Exercise:
In the data below, find every line with the word "Design" and copy it.

Items from an interface collection:
#####
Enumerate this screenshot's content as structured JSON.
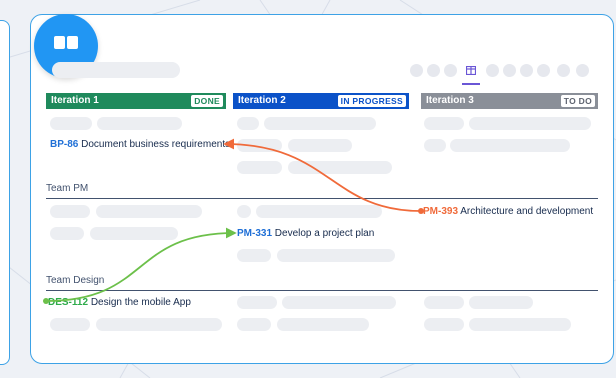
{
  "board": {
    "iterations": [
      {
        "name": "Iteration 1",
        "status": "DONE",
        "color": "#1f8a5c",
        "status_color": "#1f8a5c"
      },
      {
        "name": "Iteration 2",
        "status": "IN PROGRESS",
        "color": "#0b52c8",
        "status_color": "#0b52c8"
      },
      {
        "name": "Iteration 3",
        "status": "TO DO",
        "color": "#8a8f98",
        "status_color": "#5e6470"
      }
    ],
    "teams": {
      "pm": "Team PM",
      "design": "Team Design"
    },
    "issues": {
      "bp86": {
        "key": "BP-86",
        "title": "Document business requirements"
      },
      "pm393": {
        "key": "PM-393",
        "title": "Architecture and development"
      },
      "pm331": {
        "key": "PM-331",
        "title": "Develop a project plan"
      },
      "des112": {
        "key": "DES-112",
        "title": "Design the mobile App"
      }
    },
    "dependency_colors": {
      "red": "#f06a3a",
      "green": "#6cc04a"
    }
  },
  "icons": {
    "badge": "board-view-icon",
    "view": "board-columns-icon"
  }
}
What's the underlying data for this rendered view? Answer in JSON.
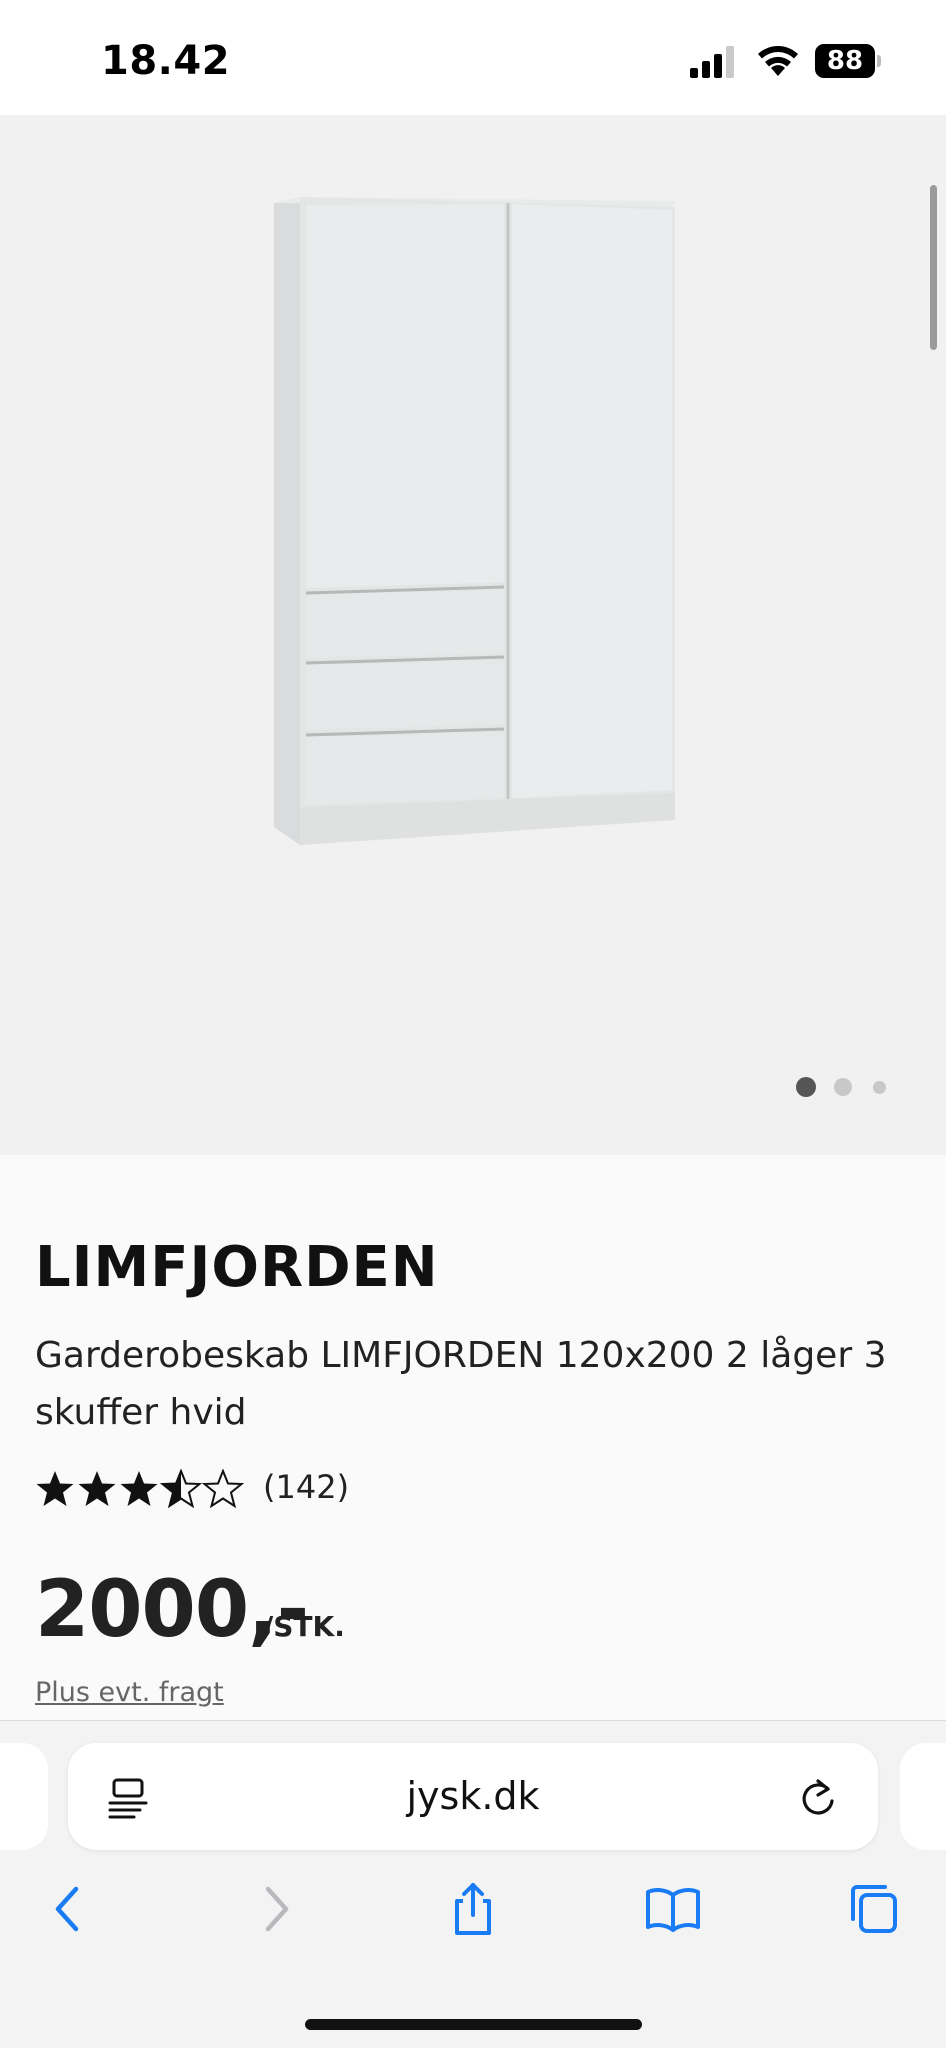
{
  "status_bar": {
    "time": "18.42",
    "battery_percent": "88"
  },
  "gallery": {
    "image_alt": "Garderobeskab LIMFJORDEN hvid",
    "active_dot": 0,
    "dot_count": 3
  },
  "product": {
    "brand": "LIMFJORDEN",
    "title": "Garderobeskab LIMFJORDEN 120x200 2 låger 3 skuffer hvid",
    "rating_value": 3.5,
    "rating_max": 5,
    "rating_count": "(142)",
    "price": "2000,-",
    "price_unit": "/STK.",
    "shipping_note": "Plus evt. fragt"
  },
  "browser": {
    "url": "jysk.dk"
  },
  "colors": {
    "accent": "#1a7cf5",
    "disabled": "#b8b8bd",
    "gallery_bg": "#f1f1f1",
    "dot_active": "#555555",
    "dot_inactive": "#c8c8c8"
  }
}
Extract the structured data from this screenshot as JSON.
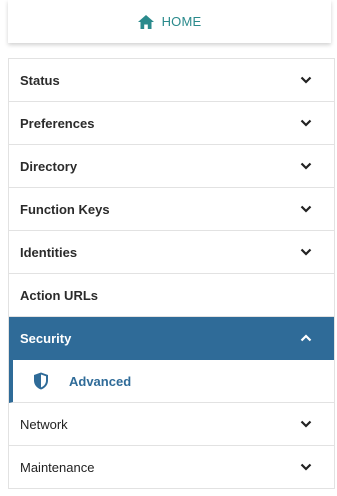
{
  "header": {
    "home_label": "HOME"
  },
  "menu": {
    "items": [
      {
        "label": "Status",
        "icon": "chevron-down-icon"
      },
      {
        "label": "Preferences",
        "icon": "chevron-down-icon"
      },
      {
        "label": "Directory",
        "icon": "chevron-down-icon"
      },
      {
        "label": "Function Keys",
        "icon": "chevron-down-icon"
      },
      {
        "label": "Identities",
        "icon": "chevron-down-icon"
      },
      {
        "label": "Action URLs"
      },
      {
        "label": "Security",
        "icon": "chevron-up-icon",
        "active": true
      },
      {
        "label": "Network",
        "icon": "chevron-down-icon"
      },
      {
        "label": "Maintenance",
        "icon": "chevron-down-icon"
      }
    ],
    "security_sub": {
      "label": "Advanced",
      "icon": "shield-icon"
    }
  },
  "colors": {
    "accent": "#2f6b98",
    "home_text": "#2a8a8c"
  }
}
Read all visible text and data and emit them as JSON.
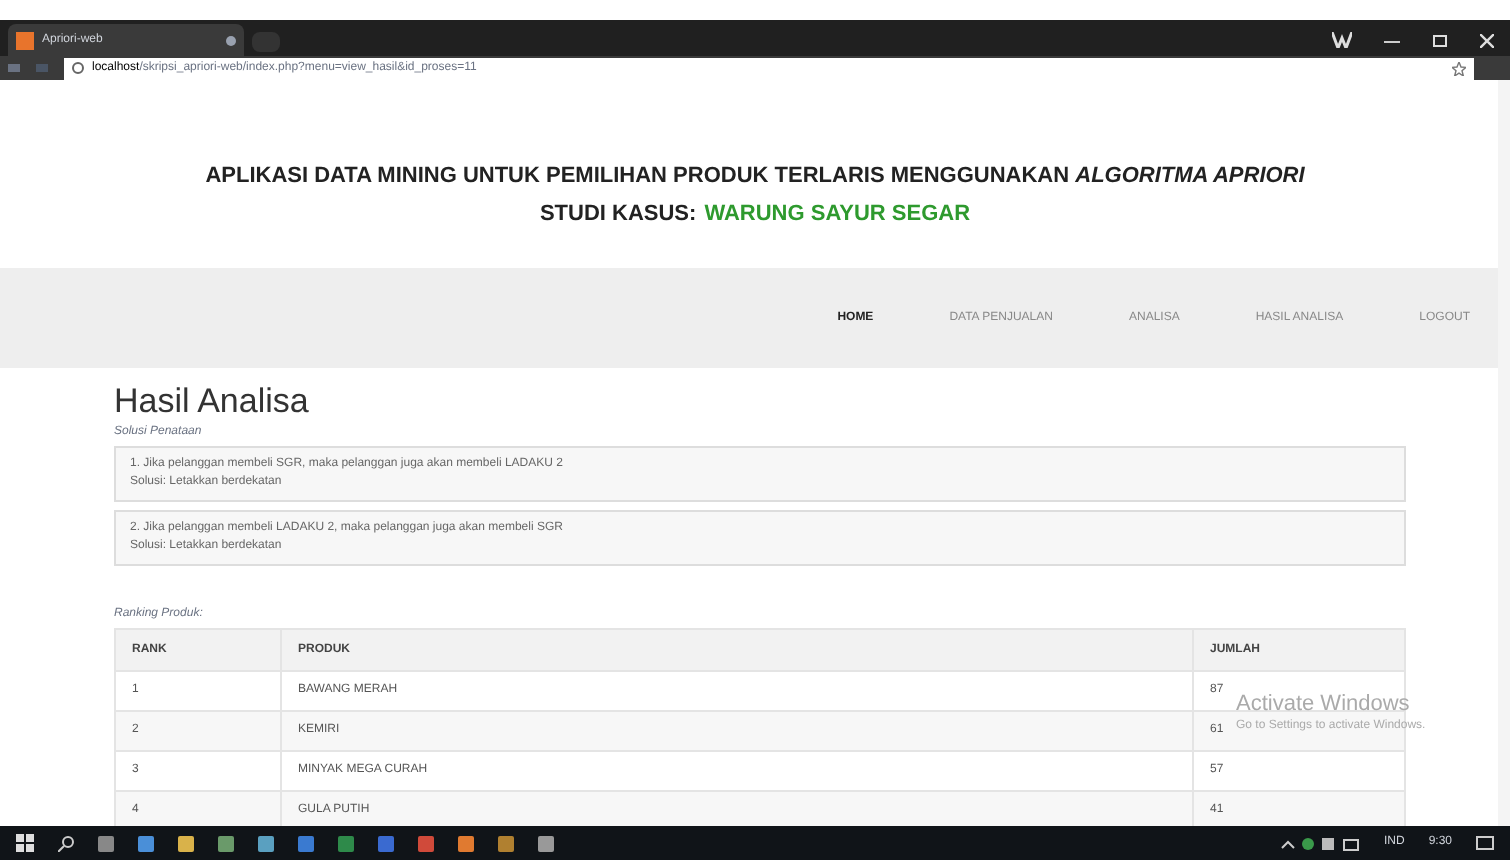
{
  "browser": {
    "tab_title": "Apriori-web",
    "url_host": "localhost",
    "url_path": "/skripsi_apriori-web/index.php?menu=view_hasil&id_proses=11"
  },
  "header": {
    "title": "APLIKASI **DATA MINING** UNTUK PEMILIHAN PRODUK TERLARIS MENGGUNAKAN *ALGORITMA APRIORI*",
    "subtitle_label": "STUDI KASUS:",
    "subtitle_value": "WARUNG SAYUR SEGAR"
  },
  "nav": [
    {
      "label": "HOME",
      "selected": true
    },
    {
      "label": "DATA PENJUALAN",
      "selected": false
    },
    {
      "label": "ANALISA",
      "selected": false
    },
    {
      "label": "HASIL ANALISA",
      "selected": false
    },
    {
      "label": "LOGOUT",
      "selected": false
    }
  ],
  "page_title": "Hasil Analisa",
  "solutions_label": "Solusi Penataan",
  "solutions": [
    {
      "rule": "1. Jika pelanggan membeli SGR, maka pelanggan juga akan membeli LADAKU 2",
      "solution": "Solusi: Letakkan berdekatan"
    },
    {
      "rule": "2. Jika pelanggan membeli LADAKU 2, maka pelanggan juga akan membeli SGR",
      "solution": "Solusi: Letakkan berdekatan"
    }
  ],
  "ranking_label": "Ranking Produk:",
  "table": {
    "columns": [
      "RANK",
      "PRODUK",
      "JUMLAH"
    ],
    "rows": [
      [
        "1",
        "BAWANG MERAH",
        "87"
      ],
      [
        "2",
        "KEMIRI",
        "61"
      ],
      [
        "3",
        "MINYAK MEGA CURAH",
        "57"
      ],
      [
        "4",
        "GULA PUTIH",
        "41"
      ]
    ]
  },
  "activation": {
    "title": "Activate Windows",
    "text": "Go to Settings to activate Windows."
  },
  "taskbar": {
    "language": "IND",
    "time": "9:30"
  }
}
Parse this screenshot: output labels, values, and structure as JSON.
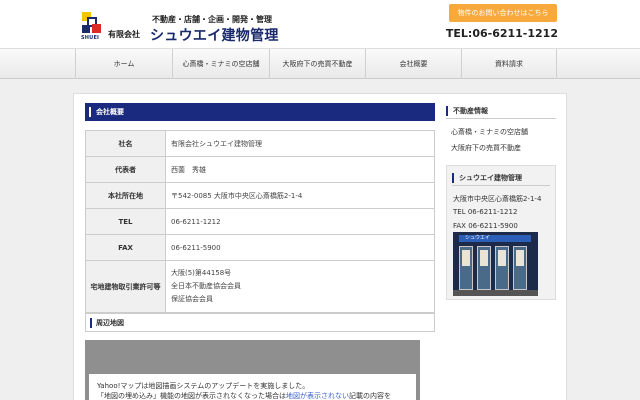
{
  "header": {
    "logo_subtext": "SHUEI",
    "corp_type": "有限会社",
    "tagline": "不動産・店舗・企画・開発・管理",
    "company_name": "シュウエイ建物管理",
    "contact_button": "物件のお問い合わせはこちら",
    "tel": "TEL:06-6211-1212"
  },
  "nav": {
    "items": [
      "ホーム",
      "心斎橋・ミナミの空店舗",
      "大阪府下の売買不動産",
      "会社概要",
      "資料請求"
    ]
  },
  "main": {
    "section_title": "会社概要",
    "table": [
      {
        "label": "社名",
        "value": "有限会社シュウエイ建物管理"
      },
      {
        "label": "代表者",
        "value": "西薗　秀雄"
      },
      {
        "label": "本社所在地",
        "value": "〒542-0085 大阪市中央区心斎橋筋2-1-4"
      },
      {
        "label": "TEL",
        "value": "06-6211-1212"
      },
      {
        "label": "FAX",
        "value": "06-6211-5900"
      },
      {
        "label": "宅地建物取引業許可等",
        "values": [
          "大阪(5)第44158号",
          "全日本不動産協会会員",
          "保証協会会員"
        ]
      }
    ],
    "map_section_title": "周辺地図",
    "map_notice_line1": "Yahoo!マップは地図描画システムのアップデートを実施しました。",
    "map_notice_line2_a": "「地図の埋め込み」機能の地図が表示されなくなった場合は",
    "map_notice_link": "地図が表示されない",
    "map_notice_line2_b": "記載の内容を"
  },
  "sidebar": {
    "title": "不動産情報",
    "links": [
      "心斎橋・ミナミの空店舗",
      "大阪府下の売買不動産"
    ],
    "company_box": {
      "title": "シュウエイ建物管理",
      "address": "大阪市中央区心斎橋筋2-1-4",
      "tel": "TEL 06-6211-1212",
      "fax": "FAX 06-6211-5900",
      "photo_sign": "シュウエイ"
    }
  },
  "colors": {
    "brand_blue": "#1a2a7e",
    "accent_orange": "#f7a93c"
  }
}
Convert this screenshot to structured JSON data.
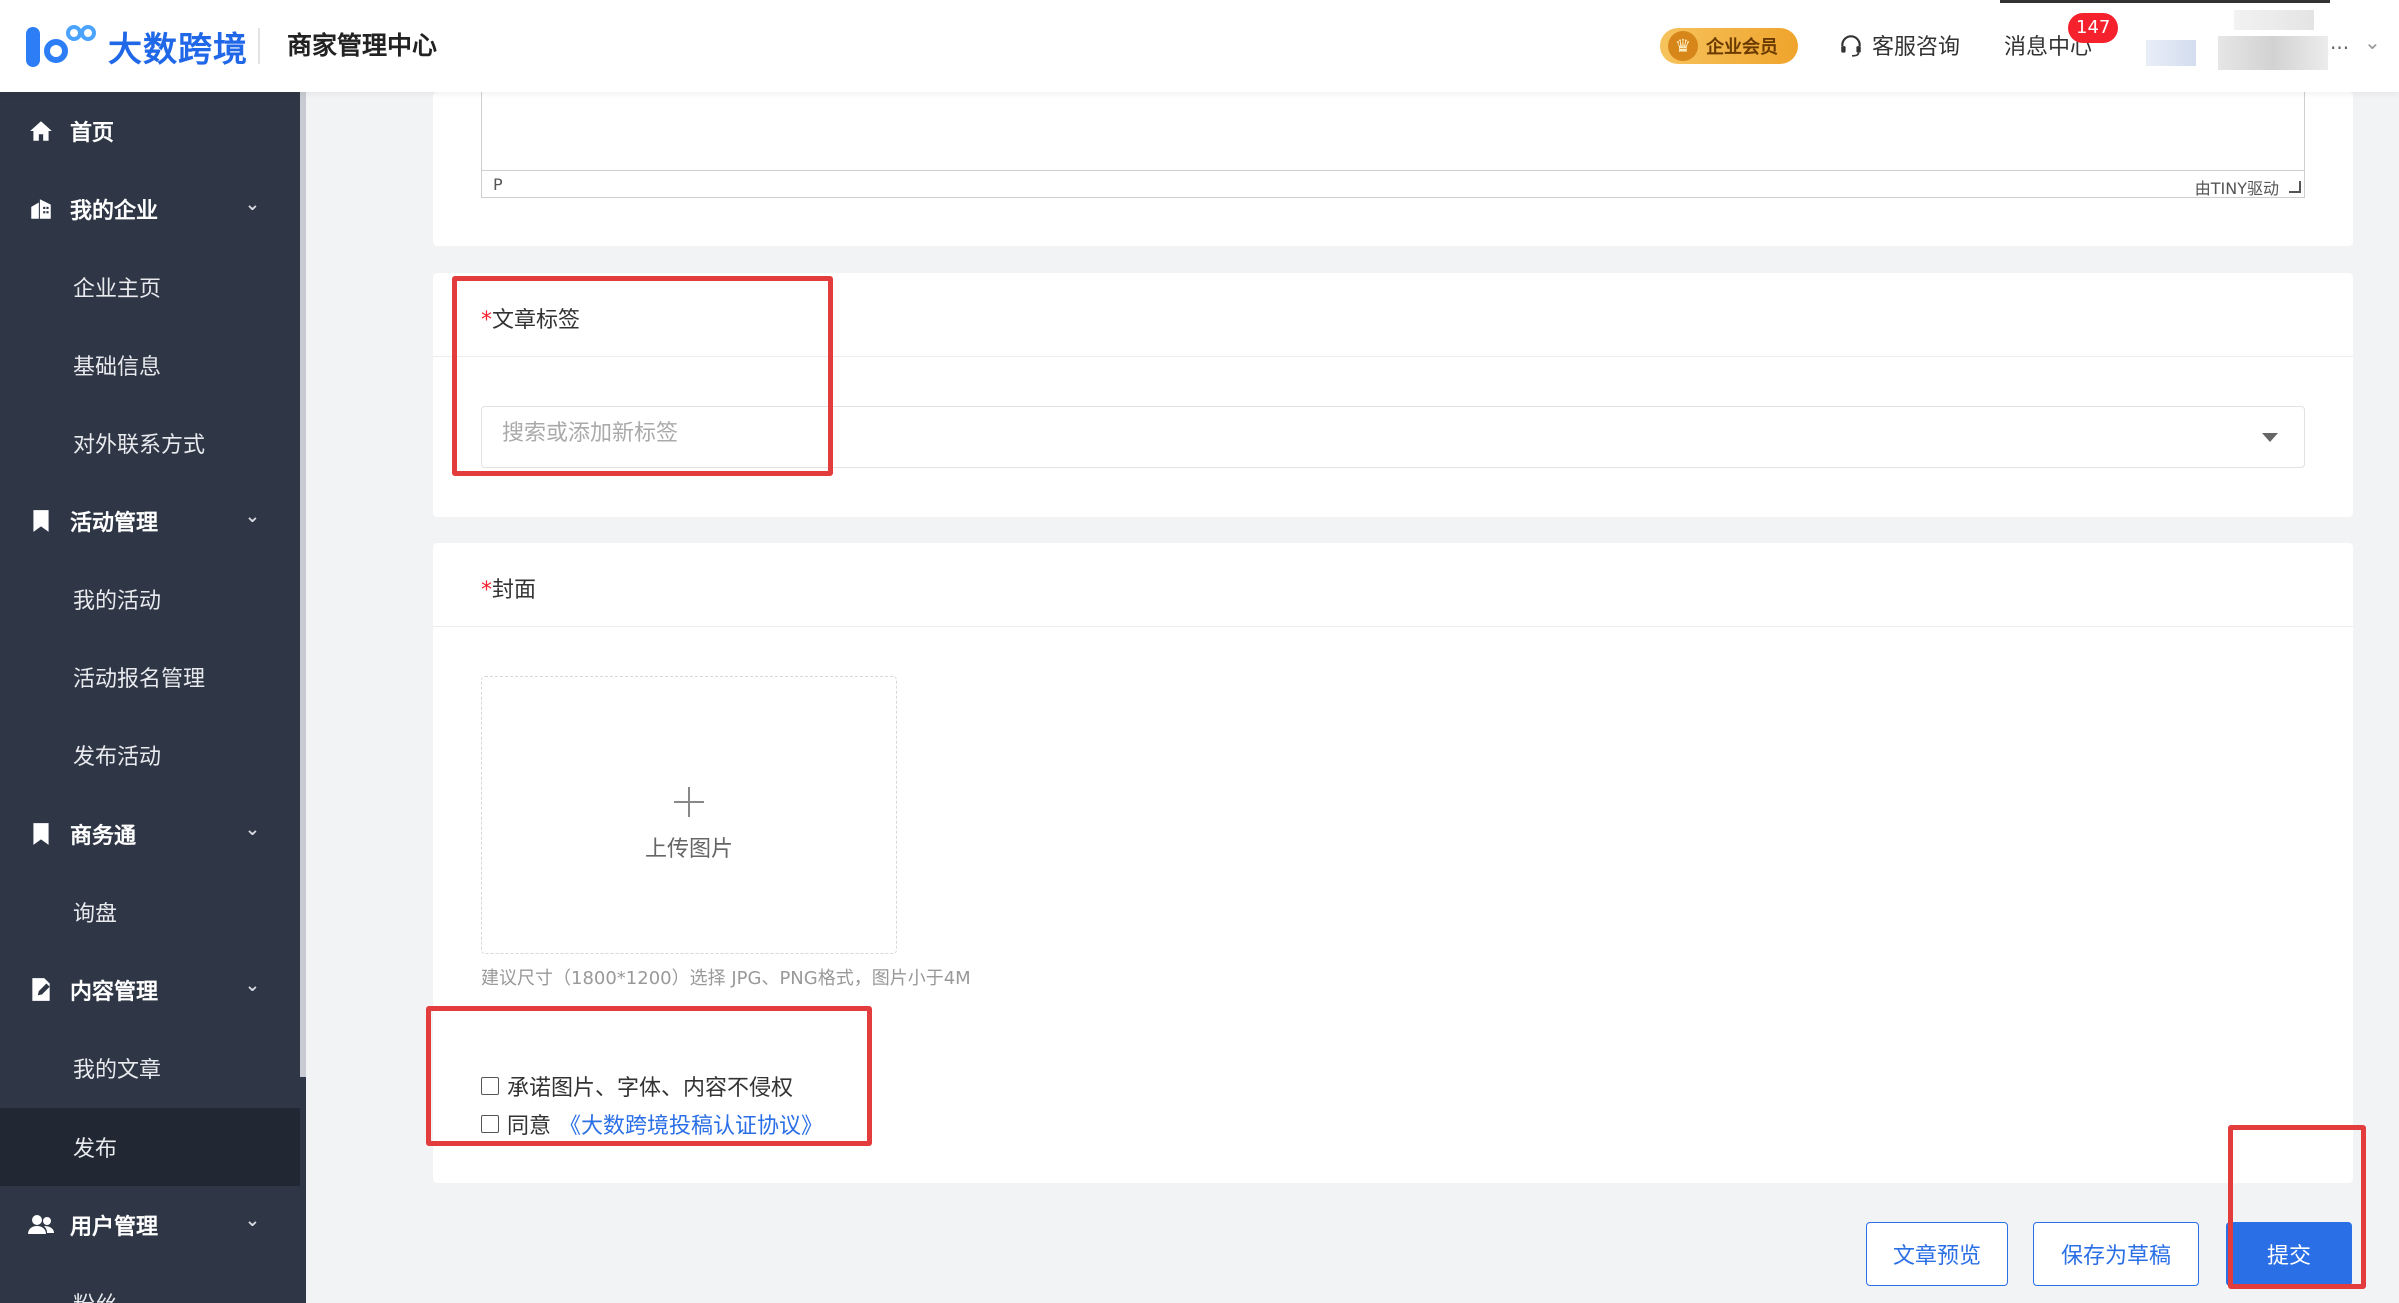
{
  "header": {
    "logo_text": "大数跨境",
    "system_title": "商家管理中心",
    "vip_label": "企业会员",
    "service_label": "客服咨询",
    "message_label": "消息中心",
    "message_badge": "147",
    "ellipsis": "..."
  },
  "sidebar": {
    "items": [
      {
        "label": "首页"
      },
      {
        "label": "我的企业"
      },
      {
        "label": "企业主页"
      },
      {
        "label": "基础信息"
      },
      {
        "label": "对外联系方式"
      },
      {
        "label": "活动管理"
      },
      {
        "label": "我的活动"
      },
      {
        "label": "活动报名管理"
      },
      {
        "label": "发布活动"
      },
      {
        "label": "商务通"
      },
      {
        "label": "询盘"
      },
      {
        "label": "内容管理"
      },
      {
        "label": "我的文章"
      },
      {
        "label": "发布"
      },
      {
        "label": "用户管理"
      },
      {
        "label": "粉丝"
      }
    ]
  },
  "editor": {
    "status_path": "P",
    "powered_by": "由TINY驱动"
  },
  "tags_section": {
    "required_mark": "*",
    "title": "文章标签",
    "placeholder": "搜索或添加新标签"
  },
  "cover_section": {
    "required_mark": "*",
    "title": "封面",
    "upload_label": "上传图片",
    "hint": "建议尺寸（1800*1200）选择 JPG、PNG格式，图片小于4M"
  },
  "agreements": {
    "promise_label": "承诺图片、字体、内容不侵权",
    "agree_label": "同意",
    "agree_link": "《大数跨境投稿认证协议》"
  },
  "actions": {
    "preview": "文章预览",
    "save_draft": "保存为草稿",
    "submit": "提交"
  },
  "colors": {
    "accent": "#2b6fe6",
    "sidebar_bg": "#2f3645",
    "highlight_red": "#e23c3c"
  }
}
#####
Solution to this problem:
      "design": "Team Design"
        "title": "Design the mobile App"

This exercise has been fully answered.